Annie Wright of Augusta?
EULALIE SALLEY:
Annie Wright wanted me to go with her. Said, "If you go and you meet Mrs. Catt and Maude Wood Park and Anna Howard Shaw and all of those wonderful women, you'll be inspired and you'll come back home and you'll help with this organization. We'll go places. I want you to go." I said, "Annie, I don't have the clothes and I don't have the money." She said, "There'll be a way, and now you put your mind to it." So I put what little mind I had to it and I decided to borrow my sister's clothes. Then I wondered how I'd get that money. This is disgraceful. I'm convicting myself of murder and thievery. I got up early every morning. He Mr. Salley always carried a lot of money in his pocketbook. I salved my conscience by saying, whatever is his is mine and he said when he married me that a third of his he endowed me with. So, I'm entitled to a third. So every morning early I'd get up ahead of him and I'd take a certain amount out of his pocketbook, (he never missed it,) until I got enough to go to Chicago. I called up Annie and I said, "I've got the money. I've got the clothes. Annie, we can go." So we went. It was just a revelation to see the difference between the little women I had known and those big women. It just inspired me.
CONSTANCE MYERS:
Where did you stay and how long was the convention?
EULALIE SALLEY:
We stayed three or four days. I don't know where we stayed. The rest of it is very vague.
CONSTANCE MYERS:
Do you not remember the events of the convention, the speeches that you heard?
EULALIE SALLEY:
It was a national suffrage convention.
CONSTANCE MYERS:
What year, do you remember that?
EULALIE SALLEY:
That's why I want to get at my diary. It will tell you the exact year and date. But I don't remember. It's been at least seventy-five years.
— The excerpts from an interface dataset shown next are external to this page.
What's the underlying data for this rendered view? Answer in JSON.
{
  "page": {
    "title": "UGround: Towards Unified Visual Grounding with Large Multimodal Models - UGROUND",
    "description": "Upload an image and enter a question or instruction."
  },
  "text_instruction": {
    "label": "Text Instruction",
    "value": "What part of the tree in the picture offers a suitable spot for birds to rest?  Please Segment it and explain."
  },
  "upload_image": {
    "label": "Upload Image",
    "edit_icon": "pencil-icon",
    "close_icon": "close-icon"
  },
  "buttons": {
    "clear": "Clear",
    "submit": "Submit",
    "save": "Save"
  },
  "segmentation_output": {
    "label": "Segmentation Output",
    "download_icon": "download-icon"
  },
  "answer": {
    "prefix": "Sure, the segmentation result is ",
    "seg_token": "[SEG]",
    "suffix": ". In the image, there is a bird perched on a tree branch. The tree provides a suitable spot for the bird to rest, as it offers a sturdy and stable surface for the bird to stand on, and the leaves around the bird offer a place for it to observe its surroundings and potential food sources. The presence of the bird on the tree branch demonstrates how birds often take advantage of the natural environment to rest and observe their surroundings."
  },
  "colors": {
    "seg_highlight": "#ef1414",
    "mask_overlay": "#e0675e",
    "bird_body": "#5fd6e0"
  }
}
That's a long time to remember.
CONSTANCE MYERS:
Yes, but it did inspire you further in the cause?
EULALIE SALLEY:
Yes, it just fired me to go ahead in that cause.